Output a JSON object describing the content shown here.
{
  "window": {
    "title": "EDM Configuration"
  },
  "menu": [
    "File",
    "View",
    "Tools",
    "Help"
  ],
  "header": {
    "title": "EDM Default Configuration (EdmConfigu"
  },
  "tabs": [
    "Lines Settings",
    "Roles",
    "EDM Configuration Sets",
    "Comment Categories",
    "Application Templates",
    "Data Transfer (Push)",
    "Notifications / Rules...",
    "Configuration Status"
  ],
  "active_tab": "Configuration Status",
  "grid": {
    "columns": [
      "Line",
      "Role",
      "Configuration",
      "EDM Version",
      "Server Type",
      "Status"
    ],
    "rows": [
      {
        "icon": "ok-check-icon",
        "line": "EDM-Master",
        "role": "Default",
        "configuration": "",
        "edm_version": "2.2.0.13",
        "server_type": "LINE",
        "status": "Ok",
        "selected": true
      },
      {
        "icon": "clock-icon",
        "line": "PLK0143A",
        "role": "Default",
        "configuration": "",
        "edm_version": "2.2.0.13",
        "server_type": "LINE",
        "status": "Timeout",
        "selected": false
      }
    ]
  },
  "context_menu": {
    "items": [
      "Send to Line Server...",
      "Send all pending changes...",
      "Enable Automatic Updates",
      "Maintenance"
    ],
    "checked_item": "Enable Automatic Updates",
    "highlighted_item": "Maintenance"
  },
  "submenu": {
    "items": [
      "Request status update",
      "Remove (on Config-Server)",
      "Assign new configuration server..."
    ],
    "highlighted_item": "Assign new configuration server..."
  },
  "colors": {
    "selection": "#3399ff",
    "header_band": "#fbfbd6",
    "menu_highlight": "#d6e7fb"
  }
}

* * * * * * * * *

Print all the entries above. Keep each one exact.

**RESPONSE FOR THIS EXERCISE:**
Output a JSON object describing the content shown here.
{
  "window": {
    "title": "EDM Configuration"
  },
  "menu": [
    "File",
    "View",
    "Tools",
    "Help"
  ],
  "header": {
    "title": "EDM Default Configuration (EdmConfigu"
  },
  "tabs": [
    "Lines Settings",
    "Roles",
    "EDM Configuration Sets",
    "Comment Categories",
    "Application Templates",
    "Data Transfer (Push)",
    "Notifications / Rules...",
    "Configuration Status"
  ],
  "active_tab": "Configuration Status",
  "grid": {
    "columns": [
      "Line",
      "Role",
      "Configuration",
      "EDM Version",
      "Server Type",
      "Status"
    ],
    "rows": [
      {
        "icon": "ok-check-icon",
        "line": "EDM-Master",
        "role": "Default",
        "configuration": "",
        "edm_version": "2.2.0.13",
        "server_type": "LINE",
        "status": "Ok",
        "selected": true
      },
      {
        "icon": "clock-icon",
        "line": "PLK0143A",
        "role": "Default",
        "configuration": "",
        "edm_version": "2.2.0.13",
        "server_type": "LINE",
        "status": "Timeout",
        "selected": false
      }
    ]
  },
  "context_menu": {
    "items": [
      "Send to Line Server...",
      "Send all pending changes...",
      "Enable Automatic Updates",
      "Maintenance"
    ],
    "checked_item": "Enable Automatic Updates",
    "highlighted_item": "Maintenance"
  },
  "submenu": {
    "items": [
      "Request status update",
      "Remove (on Config-Server)",
      "Assign new configuration server..."
    ],
    "highlighted_item": "Assign new configuration server..."
  },
  "colors": {
    "selection": "#3399ff",
    "header_band": "#fbfbd6",
    "menu_highlight": "#d6e7fb"
  }
}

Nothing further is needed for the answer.